What is a Page Type?
If you have made a new page in your site by Adding a Page, you had to pick a Page Type for that new page.
Excluding Single Pages which are made by adding PHP files by hand, every page in your site tree must be typed.
Creating Page Types
You can create new page types from Dashboard > Pages & Themes > Page Types.
- Name - This is displayed when creating or editing a page to the site editor, it may contain spaces.
- Handle - This is used on the backend as a unique identifier. It may not contain spaces or special characters.
- Icon - The icons can be managed through the file manager and just provide a simple visual cue.
- Attributes - You can add any custom attribute to any page from edit mode, this list defines which attributes will be displayed in Properties by default.
Page Types are very powerful and with their relationship to Themes they can solve a great many problems. It's important to remember that Page Types are created as objects in the database, while Themes are a collection of files that define the outer HTML/CSS needed to render your page.

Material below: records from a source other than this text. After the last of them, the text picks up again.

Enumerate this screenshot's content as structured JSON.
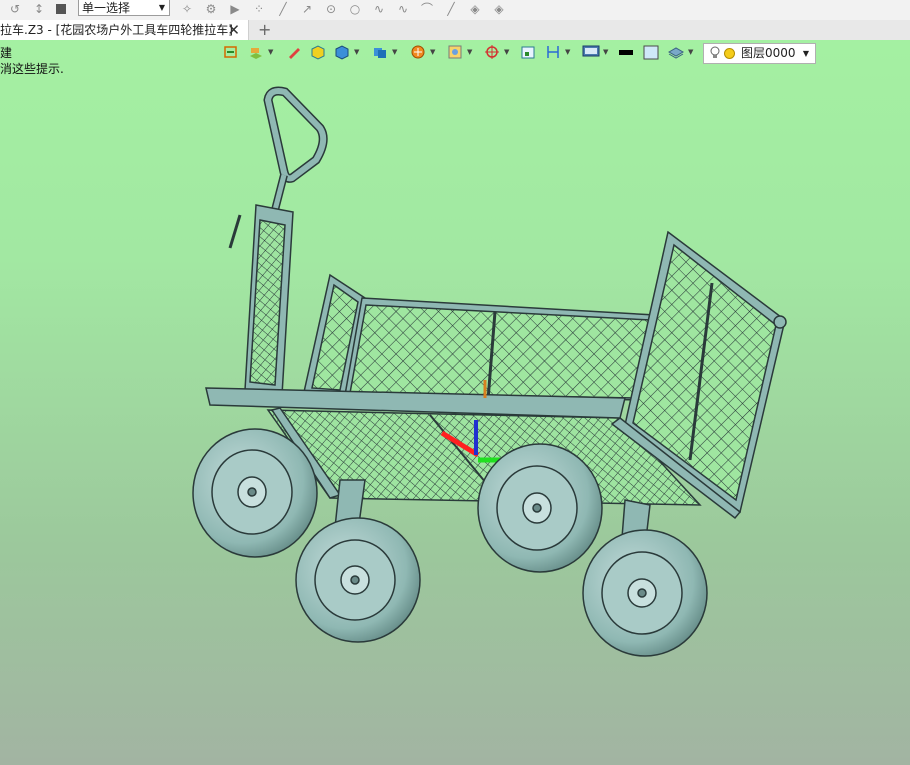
{
  "toolbar": {
    "select_mode": "单一选择",
    "icons": [
      "undo-icon",
      "redo-icon",
      "stop-icon",
      "pointer-icon",
      "filter-icon",
      "play-icon",
      "point-icon",
      "line-icon",
      "arc-icon",
      "circle-icon",
      "spline-icon",
      "curve-icon",
      "polyline-icon",
      "tangent-icon",
      "layer-stack-icon"
    ]
  },
  "tab": {
    "title": "拉车.Z3 - [花园农场户外工具车四轮推拉车]",
    "close": "✕",
    "new_tab": "+"
  },
  "hints": {
    "line1": "建",
    "line2": "消这些提示."
  },
  "view_toolbar": {
    "icons": [
      "view-orient-icon",
      "render-mode-icon",
      "sketch-pen-icon",
      "shaded-box-icon",
      "cube-view-icon",
      "blue-cube-icon",
      "section-icon",
      "frame-icon",
      "snap-icon",
      "cursor-target-icon",
      "align-icon",
      "dimension-icon",
      "display-icon",
      "color-swatch-icon",
      "fill-swatch-icon",
      "layer-manager-icon"
    ],
    "layer": {
      "name": "图层0000",
      "state": "on"
    }
  },
  "model": {
    "color": "#8fb8b3",
    "edge_color": "#2a3a3a",
    "axes": {
      "x": "#ff2020",
      "y": "#20e020",
      "z": "#2030d0"
    }
  }
}
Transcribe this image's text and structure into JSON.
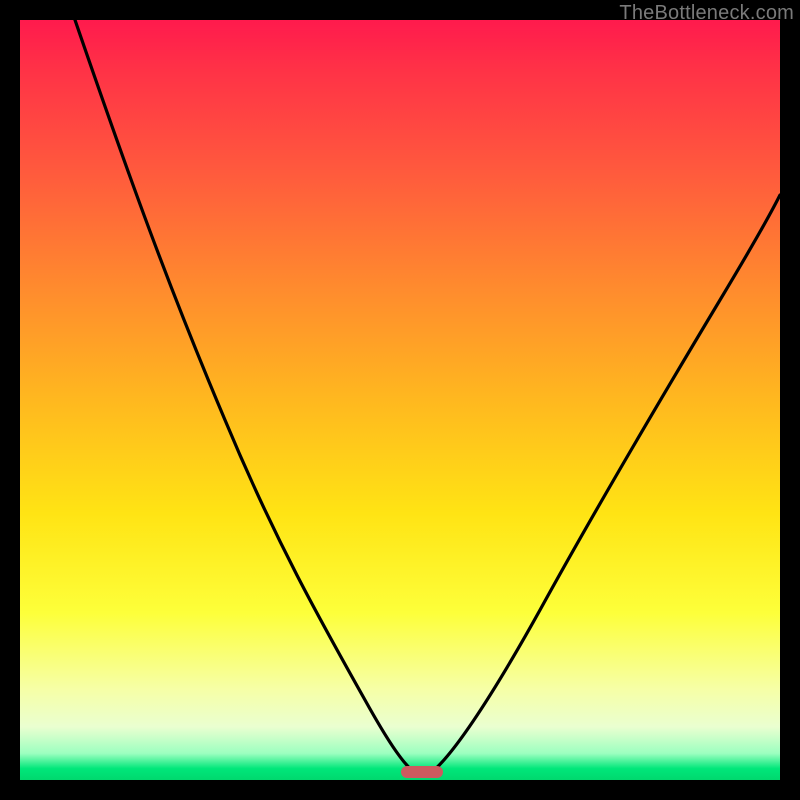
{
  "watermark": {
    "text": "TheBottleneck.com"
  },
  "chart_data": {
    "type": "line",
    "title": "",
    "xlabel": "",
    "ylabel": "",
    "xlim": [
      0,
      100
    ],
    "ylim": [
      0,
      100
    ],
    "grid": false,
    "legend": false,
    "background_gradient": {
      "direction": "vertical",
      "stops": [
        {
          "pos": 0,
          "color": "#ff1a4d"
        },
        {
          "pos": 0.35,
          "color": "#ff8a2e"
        },
        {
          "pos": 0.65,
          "color": "#ffe414"
        },
        {
          "pos": 0.88,
          "color": "#f6ffa6"
        },
        {
          "pos": 0.97,
          "color": "#9cffc0"
        },
        {
          "pos": 1.0,
          "color": "#00d86e"
        }
      ]
    },
    "series": [
      {
        "name": "bottleneck-curve",
        "color": "#000000",
        "x": [
          7,
          12,
          18,
          24,
          30,
          36,
          42,
          47,
          50,
          53,
          56,
          62,
          68,
          74,
          80,
          86,
          92,
          98
        ],
        "y": [
          100,
          90,
          80,
          70,
          59,
          47,
          33,
          17,
          3,
          0,
          3,
          15,
          28,
          40,
          51,
          61,
          70,
          78
        ]
      }
    ],
    "marker": {
      "x": 53,
      "y": 0,
      "color": "#cc5a5f",
      "shape": "pill"
    }
  },
  "colors": {
    "frame": "#000000",
    "curve": "#000000",
    "marker": "#cc5a5f",
    "watermark": "#7a7a7a"
  }
}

NOTE: If a file exists in your theme matching the handle for the page type, that file is used to render the page. If no file matches the page type handle, default.php is used for rendering.
This flexibility means page types can be used in one of two ways:
Since every page type can map to a specific template file in a chosen theme, it's easy to see page types as primarely form factors. Left side bar vs. right side bar. The only difference between these page types is the positioning of the DIV's in the template files.
Page types are easily used for things like searching and filtering throughout concrete5. By adding the flexibility of custom attributes, its easy to use Page types as the building blocks of a custom data model. Look at the example Blog and Right Sidebar page types in the default concrete5 install. The templates are the same, but several custom attributes including release date and media type have been added to the blog page type to handle the custom formatting of a blog post.